Quote all of the data below exactly, please.
*** Exercise material ***
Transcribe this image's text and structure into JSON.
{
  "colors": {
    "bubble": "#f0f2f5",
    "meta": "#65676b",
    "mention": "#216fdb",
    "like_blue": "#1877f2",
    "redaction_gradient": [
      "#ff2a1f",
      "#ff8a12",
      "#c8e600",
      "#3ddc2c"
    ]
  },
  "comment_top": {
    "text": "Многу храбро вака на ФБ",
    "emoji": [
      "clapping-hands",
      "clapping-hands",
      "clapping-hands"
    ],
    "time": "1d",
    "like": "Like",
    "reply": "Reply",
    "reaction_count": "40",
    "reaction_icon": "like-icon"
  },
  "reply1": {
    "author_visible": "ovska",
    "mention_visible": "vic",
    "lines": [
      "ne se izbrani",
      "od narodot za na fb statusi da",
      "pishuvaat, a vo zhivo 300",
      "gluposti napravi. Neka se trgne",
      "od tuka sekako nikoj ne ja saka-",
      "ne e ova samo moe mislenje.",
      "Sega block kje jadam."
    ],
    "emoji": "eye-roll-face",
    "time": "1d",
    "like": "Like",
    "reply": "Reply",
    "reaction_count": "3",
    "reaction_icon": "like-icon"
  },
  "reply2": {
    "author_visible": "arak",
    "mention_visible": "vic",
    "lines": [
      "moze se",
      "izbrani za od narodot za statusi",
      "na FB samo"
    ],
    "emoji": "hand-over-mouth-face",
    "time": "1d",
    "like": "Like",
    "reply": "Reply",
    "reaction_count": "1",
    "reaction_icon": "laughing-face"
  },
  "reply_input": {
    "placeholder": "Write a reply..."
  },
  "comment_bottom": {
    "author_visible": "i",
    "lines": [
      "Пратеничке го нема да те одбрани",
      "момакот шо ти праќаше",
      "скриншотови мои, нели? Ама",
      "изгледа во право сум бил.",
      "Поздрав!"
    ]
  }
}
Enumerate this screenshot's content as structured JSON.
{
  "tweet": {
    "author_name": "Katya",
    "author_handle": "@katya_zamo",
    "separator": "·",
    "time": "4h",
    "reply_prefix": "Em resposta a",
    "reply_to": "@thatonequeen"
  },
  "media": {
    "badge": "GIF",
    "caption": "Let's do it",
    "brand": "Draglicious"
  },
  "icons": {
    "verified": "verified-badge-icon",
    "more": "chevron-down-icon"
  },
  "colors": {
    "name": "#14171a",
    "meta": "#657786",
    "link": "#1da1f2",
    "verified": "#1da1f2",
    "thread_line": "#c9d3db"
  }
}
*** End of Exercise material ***
**Output for this task**:
Transcribe this image's text and structure into JSON.
{
  "colors": {
    "bubble": "#f0f2f5",
    "meta": "#65676b",
    "mention": "#216fdb",
    "like_blue": "#1877f2",
    "redaction_gradient": [
      "#ff2a1f",
      "#ff8a12",
      "#c8e600",
      "#3ddc2c"
    ]
  },
  "comment_top": {
    "text": "Многу храбро вака на ФБ",
    "emoji": [
      "clapping-hands",
      "clapping-hands",
      "clapping-hands"
    ],
    "time": "1d",
    "like": "Like",
    "reply": "Reply",
    "reaction_count": "40",
    "reaction_icon": "like-icon"
  },
  "reply1": {
    "author_visible": "ovska",
    "mention_visible": "vic",
    "lines": [
      "ne se izbrani",
      "od narodot za na fb statusi da",
      "pishuvaat, a vo zhivo 300",
      "gluposti napravi. Neka se trgne",
      "od tuka sekako nikoj ne ja saka-",
      "ne e ova samo moe mislenje.",
      "Sega block kje jadam."
    ],
    "emoji": "eye-roll-face",
    "time": "1d",
    "like": "Like",
    "reply": "Reply",
    "reaction_count": "3",
    "reaction_icon": "like-icon"
  },
  "reply2": {
    "author_visible": "arak",
    "mention_visible": "vic",
    "lines": [
      "moze se",
      "izbrani za od narodot za statusi",
      "na FB samo"
    ],
    "emoji": "hand-over-mouth-face",
    "time": "1d",
    "like": "Like",
    "reply": "Reply",
    "reaction_count": "1",
    "reaction_icon": "laughing-face"
  },
  "reply_input": {
    "placeholder": "Write a reply..."
  },
  "comment_bottom": {
    "author_visible": "i",
    "lines": [
      "Пратеничке го нема да те одбрани",
      "момакот шо ти праќаше",
      "скриншотови мои, нели? Ама",
      "изгледа во право сум бил.",
      "Поздрав!"
    ]
  }
}
Enumerate this screenshot's content as structured JSON.
{
  "tweet": {
    "author_name": "Katya",
    "author_handle": "@katya_zamo",
    "separator": "·",
    "time": "4h",
    "reply_prefix": "Em resposta a",
    "reply_to": "@thatonequeen"
  },
  "media": {
    "badge": "GIF",
    "caption": "Let's do it",
    "brand": "Draglicious"
  },
  "icons": {
    "verified": "verified-badge-icon",
    "more": "chevron-down-icon"
  },
  "colors": {
    "name": "#14171a",
    "meta": "#657786",
    "link": "#1da1f2",
    "verified": "#1da1f2",
    "thread_line": "#c9d3db"
  }
}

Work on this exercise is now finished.